Interestingly, the only dud I saw was Shadow of the Holy Book, directed by DocPoint founder Arto Halonen. The film is a failed attempt to shame the vast array of international corporations that do business in Turkmenistan, one of the world's worst three nations for human rights and free speech, and also one of its biggest gas and oil producers. The title refers to the Ruhnama, written by the country's dictator Saparmurat Atayevich Niyazov in the spirit of Mao's Little Red Book. As odd as its Kim Jong Il-ish author, this sacred Turkmen text is a mix of made-up history, rules of behavior, and poetry that's studied more often than the Koran in Turkmenistan. Its translation is also a prerequisite for doing business in the Muslim country, which allows for the President for Life to present an aura of legitimacy to his people—“Even Americans and Europeans read the Ruhnama!”—and makes the companies that have translated it into 40 languages thus far complicit in the charade.
Unfortunately, this globetrotting doc segues from predictable talking-head interviews with former government officials and political refugees to silly recreations, and then finally—and most frustratingly—to repetitive scenes of the filmmaker and his journalist colleague Kevin Frazier trying to get the heads of these corporations to talk to them, but ending up grilling clueless PR flacks instead. (And in one act of filmmaking desperation, an everyday Joe who designed Caterpillar's website for the Ruhnama takes time out of fixing things around his house to chat, appearing sincere when he claims ignorance to the holy book's heinousness—yet the director lingers ominously on a pair of pliers in the guy's hand!) “I think that business is business.
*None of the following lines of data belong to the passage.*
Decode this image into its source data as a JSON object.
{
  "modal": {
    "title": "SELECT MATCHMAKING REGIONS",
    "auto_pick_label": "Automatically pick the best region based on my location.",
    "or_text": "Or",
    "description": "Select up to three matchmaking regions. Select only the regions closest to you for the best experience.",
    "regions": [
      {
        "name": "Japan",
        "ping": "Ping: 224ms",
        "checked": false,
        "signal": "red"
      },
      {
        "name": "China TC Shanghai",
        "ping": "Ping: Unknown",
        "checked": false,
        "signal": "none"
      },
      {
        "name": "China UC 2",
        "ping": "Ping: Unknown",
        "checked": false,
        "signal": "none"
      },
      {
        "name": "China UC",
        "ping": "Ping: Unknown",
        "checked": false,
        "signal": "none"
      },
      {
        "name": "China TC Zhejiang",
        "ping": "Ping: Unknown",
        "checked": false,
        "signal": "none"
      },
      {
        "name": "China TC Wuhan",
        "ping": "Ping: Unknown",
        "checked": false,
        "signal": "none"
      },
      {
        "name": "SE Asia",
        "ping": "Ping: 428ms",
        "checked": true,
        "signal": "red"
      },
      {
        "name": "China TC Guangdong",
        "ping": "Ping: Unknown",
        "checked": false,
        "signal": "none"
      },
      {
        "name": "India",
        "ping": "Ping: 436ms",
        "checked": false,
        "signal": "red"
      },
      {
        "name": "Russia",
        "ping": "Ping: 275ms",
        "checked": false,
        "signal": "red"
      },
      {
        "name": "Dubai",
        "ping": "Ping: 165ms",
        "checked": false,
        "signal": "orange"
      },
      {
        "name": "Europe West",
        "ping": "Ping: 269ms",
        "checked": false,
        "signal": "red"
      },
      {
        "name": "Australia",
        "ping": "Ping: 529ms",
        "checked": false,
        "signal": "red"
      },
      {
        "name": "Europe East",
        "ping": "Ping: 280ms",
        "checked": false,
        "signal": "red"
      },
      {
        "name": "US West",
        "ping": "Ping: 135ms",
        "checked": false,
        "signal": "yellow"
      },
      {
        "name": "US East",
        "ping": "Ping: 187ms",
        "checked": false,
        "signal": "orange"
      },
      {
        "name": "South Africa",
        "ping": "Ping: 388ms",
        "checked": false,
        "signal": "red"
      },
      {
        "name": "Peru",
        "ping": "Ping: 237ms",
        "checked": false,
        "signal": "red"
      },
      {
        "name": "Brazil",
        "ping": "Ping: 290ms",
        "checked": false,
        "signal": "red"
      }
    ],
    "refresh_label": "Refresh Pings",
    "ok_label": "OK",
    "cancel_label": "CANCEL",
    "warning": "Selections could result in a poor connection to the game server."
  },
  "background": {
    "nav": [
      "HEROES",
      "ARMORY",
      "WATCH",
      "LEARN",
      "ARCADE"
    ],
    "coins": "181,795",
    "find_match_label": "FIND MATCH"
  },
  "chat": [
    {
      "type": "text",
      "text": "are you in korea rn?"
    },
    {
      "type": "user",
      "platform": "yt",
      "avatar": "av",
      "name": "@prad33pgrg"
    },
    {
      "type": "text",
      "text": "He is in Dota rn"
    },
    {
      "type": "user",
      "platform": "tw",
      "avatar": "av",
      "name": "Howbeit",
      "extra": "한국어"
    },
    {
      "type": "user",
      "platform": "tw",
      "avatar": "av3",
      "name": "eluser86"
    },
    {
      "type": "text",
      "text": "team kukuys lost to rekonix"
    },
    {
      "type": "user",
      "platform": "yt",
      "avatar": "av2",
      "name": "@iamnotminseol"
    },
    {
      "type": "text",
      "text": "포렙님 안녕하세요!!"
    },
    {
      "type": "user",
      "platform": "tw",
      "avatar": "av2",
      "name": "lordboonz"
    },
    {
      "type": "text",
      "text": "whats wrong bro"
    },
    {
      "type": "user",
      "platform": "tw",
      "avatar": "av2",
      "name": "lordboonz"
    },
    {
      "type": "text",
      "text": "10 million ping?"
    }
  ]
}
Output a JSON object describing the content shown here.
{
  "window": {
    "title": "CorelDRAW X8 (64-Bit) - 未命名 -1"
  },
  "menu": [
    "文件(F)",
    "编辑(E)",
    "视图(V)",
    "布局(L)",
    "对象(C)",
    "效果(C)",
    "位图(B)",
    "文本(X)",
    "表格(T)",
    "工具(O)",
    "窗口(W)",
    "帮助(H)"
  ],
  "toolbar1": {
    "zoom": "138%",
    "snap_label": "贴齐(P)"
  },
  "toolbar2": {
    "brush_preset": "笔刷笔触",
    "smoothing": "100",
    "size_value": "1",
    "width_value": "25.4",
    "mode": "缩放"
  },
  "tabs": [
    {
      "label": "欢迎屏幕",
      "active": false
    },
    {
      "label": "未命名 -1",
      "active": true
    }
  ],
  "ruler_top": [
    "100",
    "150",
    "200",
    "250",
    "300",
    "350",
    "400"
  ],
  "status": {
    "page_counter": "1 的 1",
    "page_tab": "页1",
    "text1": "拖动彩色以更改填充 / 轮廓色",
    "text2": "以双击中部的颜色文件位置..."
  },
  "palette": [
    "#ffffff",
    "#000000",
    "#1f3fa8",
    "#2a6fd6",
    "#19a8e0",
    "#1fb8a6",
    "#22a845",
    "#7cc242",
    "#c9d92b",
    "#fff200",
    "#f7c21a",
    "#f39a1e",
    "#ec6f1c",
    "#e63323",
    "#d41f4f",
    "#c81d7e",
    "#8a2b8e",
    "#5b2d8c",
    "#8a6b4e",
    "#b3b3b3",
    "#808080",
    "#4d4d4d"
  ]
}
And human rights are human rights,” a Czech CEO and refreshing voice of reason finally explains to the annoying duo who didn't seem to get the memo that corporations don't have consciences. By the time we get to what's touted on the screen as the “final 81st phone call” to Turkish company Çalik Holding (whose worn-down PR guy sighs, “It's normal, Kevin. It's normal,” in response to a question about his boss's support of Turkmenistan), one actually wishes Michael Moore would intervene.
DocPoint NYC runs from June 8 – 13. For more information, click here.